Please identify the exercises you like. I like to put a mix of stretching, strength, walking, and meditation on the plan. It doesn’t have to be an elaborate plan. A simple set of exercises and repetitions/duration of each should help.
Also, you can come back and revise them as often! My exercise plan has lunges, squats, bicep curls, meditation, yoga, and walk: all bite-sized and spaced apart throughout the day.
2. Adopt the Alarm technique
This one is my favorite and most straightforward technique. I put an alarm for various of my favorite (and challenging) exercises, meditation, walk, stretching, etc. on my alarm clock, each 1-2 hours apart, and spread them throughout a day.
With each workout, I set pleasant music to keep it fun and not intimidating.
3. Build Squatting into the routine
Squat when possible, say when you have to pick up something from the floor. Picking up toys, for instance, which is highly likely when you have a toddler or a young child. Instead of bending, squat! If you are working from home, you could get up and squat a few times.

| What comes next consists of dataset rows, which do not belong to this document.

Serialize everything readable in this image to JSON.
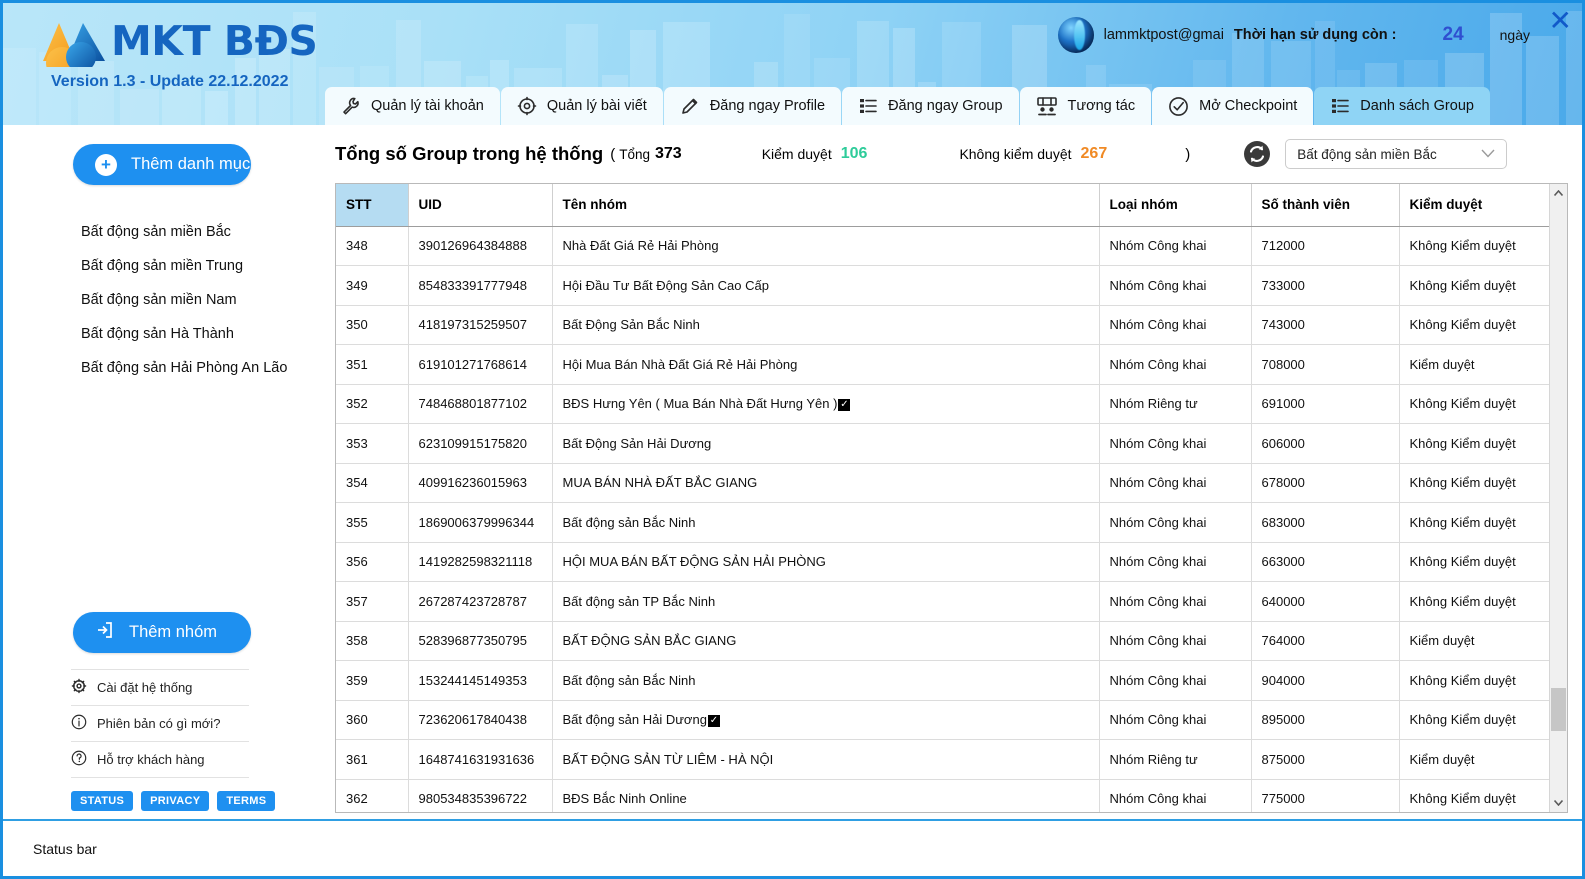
{
  "window": {
    "close_label": "✕"
  },
  "brand": {
    "name": "MKT BĐS",
    "version": "Version 1.3 - Update 22.12.2022"
  },
  "account": {
    "email": "lammktpost@gmai",
    "expiry_label": "Thời hạn sử dụng còn :",
    "days": "24",
    "days_unit": "ngày"
  },
  "tabs": [
    {
      "label": "Quản lý tài khoản",
      "icon": "wrench-icon",
      "active": false
    },
    {
      "label": "Quản lý bài viết",
      "icon": "settings-gear-icon",
      "active": false
    },
    {
      "label": "Đăng ngay Profile",
      "icon": "pencil-icon",
      "active": false
    },
    {
      "label": "Đăng ngay Group",
      "icon": "list-icon",
      "active": false
    },
    {
      "label": "Tương tác",
      "icon": "users-icon",
      "active": false
    },
    {
      "label": "Mở Checkpoint",
      "icon": "check-circle-icon",
      "active": false
    },
    {
      "label": "Danh sách Group",
      "icon": "list-icon",
      "active": true
    }
  ],
  "sidebar": {
    "add_category_label": "Thêm danh mục",
    "categories": [
      "Bất động sản miền Bắc",
      "Bất động sản miền Trung",
      "Bất động sản miền Nam",
      "Bất động sản Hà Thành",
      "Bất động sản Hải Phòng An Lão"
    ],
    "add_group_label": "Thêm nhóm",
    "links": [
      {
        "label": "Cài đặt hệ thống",
        "icon": "gear-icon"
      },
      {
        "label": "Phiên bản có gì mới?",
        "icon": "info-icon"
      },
      {
        "label": "Hỗ trợ khách hàng",
        "icon": "question-icon"
      }
    ],
    "chips": [
      "STATUS",
      "PRIVACY",
      "TERMS"
    ]
  },
  "toolbar": {
    "title": "Tổng số Group trong hệ thống",
    "open_paren": "(",
    "total_label": "Tổng",
    "total_value": "373",
    "approved_label": "Kiểm duyệt",
    "approved_value": "106",
    "unapproved_label": "Không kiểm duyệt",
    "unapproved_value": "267",
    "close_paren": ")",
    "refresh_icon": "refresh-icon",
    "category_select": "Bất động sản miền Bắc"
  },
  "colors": {
    "accent": "#1e90f0",
    "approved": "#2ecc9a",
    "unapproved": "#f08a25",
    "header_cell": "#b5dcf2"
  },
  "table": {
    "columns": [
      "STT",
      "UID",
      "Tên nhóm",
      "Loại nhóm",
      "Số thành viên",
      "Kiểm duyệt"
    ],
    "rows": [
      {
        "stt": "348",
        "uid": "390126964384888",
        "name": "Nhà Đất Giá Rẻ Hải Phòng",
        "verified": false,
        "type": "Nhóm Công khai",
        "members": "712000",
        "review": "Không Kiểm duyệt"
      },
      {
        "stt": "349",
        "uid": "854833391777948",
        "name": "Hội Đầu Tư Bất Động Sản Cao Cấp",
        "verified": false,
        "type": "Nhóm Công khai",
        "members": "733000",
        "review": "Không Kiểm duyệt"
      },
      {
        "stt": "350",
        "uid": "418197315259507",
        "name": "Bất Động Sản Bắc Ninh",
        "verified": false,
        "type": "Nhóm Công khai",
        "members": "743000",
        "review": "Không Kiểm duyệt"
      },
      {
        "stt": "351",
        "uid": "619101271768614",
        "name": "Hội Mua Bán Nhà Đất Giá Rẻ Hải Phòng",
        "verified": false,
        "type": "Nhóm Công khai",
        "members": "708000",
        "review": "Kiểm duyệt"
      },
      {
        "stt": "352",
        "uid": "748468801877102",
        "name": "BĐS Hưng Yên ( Mua Bán Nhà Đất Hưng Yên )",
        "verified": true,
        "type": "Nhóm Riêng tư",
        "members": "691000",
        "review": "Không Kiểm duyệt"
      },
      {
        "stt": "353",
        "uid": "623109915175820",
        "name": "Bất Động Sản Hải Dương",
        "verified": false,
        "type": "Nhóm Công khai",
        "members": "606000",
        "review": "Không Kiểm duyệt"
      },
      {
        "stt": "354",
        "uid": "409916236015963",
        "name": "MUA BÁN NHÀ ĐẤT BẮC GIANG",
        "verified": false,
        "type": "Nhóm Công khai",
        "members": "678000",
        "review": "Không Kiểm duyệt"
      },
      {
        "stt": "355",
        "uid": "1869006379996344",
        "name": "Bất động sản Bắc Ninh",
        "verified": false,
        "type": "Nhóm Công khai",
        "members": "683000",
        "review": "Không Kiểm duyệt"
      },
      {
        "stt": "356",
        "uid": "1419282598321118",
        "name": "HỘI MUA BÁN BẤT ĐỘNG SẢN HẢI PHÒNG",
        "verified": false,
        "type": "Nhóm Công khai",
        "members": "663000",
        "review": "Không Kiểm duyệt"
      },
      {
        "stt": "357",
        "uid": "267287423728787",
        "name": "Bất động sản TP Bắc Ninh",
        "verified": false,
        "type": "Nhóm Công khai",
        "members": "640000",
        "review": "Không Kiểm duyệt"
      },
      {
        "stt": "358",
        "uid": "528396877350795",
        "name": "BẤT ĐỘNG SẢN BẮC GIANG",
        "verified": false,
        "type": "Nhóm Công khai",
        "members": "764000",
        "review": "Kiểm duyệt"
      },
      {
        "stt": "359",
        "uid": "153244145149353",
        "name": "Bất động sản Bắc Ninh",
        "verified": false,
        "type": "Nhóm Công khai",
        "members": "904000",
        "review": "Không Kiểm duyệt"
      },
      {
        "stt": "360",
        "uid": "723620617840438",
        "name": "Bất động sản Hải Dương",
        "verified": true,
        "type": "Nhóm Công khai",
        "members": "895000",
        "review": "Không Kiểm duyệt"
      },
      {
        "stt": "361",
        "uid": "1648741631931636",
        "name": "BẤT ĐỘNG SẢN TỪ LIÊM - HÀ NỘI",
        "verified": false,
        "type": "Nhóm Riêng tư",
        "members": "875000",
        "review": "Kiểm duyệt"
      },
      {
        "stt": "362",
        "uid": "980534835396722",
        "name": "BĐS Bắc Ninh Online",
        "verified": false,
        "type": "Nhóm Công khai",
        "members": "775000",
        "review": "Không Kiểm duyệt"
      }
    ]
  },
  "statusbar": {
    "text": "Status bar"
  }
}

Squatting helps strengthen our leg muscles. It might be challenging in the beginning, but gradually, one gets the grasp of it.
4. Make your child your coach

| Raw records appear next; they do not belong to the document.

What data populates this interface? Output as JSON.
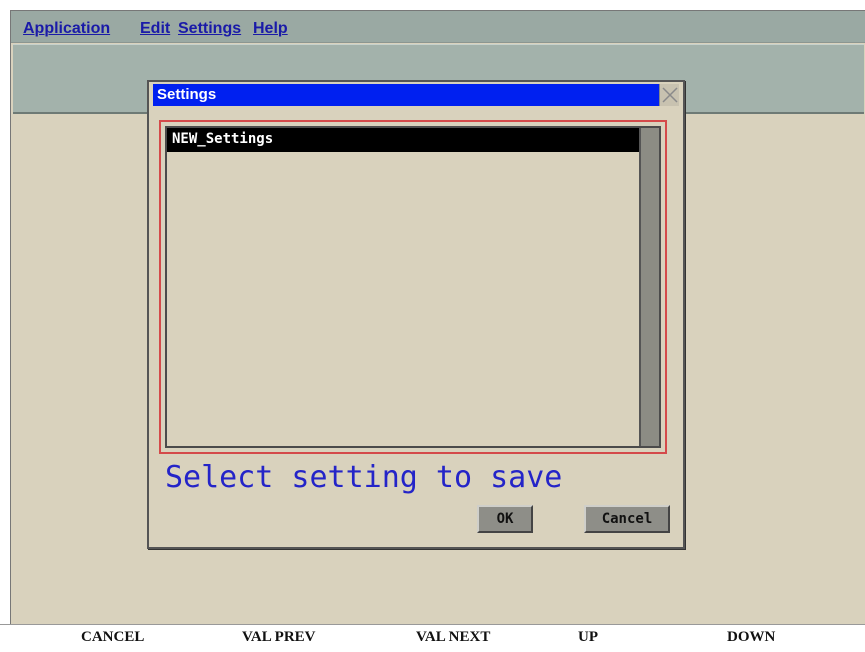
{
  "menu": {
    "items": [
      "Application",
      "Edit",
      "Settings",
      "Help"
    ]
  },
  "dialog": {
    "title": "Settings",
    "list_items": [
      "NEW_Settings"
    ],
    "prompt": "Select setting to save",
    "ok_label": "OK",
    "cancel_label": "Cancel"
  },
  "softkeys": [
    "CANCEL",
    "VAL PREV",
    "VAL NEXT",
    "UP",
    "DOWN"
  ],
  "colors": {
    "title_bar": "#0020f0",
    "prompt_text": "#2424c8",
    "list_outline": "#d44a4a",
    "menu_text": "#1a1aa8"
  },
  "icons": {
    "close": "close-icon"
  }
}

Another way that has worked for me is to ask my son to suggest exercises. He usually suggests challenging ones!
Also, I ask him to count my reps backward: “10, 9, …, 0, now lets play”! He doesn’t always like to do that, but a few times is good enough :)!
5. Meal-Prep to reduce daily cooking time
If we meal-prep (meals or ingredients) once a week, the cooking time, every day, goes down significantly. So, that time can go into the exercise time budget. Cooking from scratch every day can be time-consuming, especially during these days.
I have a post on “10 vegetarian meal-prep ingredients,” which can be of use to you. Of course, it is subject to limited availability these days.
6. Play “Who runs faster” with your child
At least once a day, run and race with your child. “Let’s run and see who reaches the other end sooner?” is an excellent activity to engage your child and give you a little cardio.
7. Take turns to workout
Taking turns between people at home is an excellent way for everyone to stay active. One could watch, play with the child while the other gets to flex those muscles. I had discussed the importance of working out for parents in another post on “our 5 slips in first two years of parenting,” as well.
A Parting Note
In a nutshell, if we prioritize exercising and staying active, we can indeed find ways to do so. I hope the post is of use to you, and you remain active and healthy!
I hope we all stay healthy, stay home, and stay calm!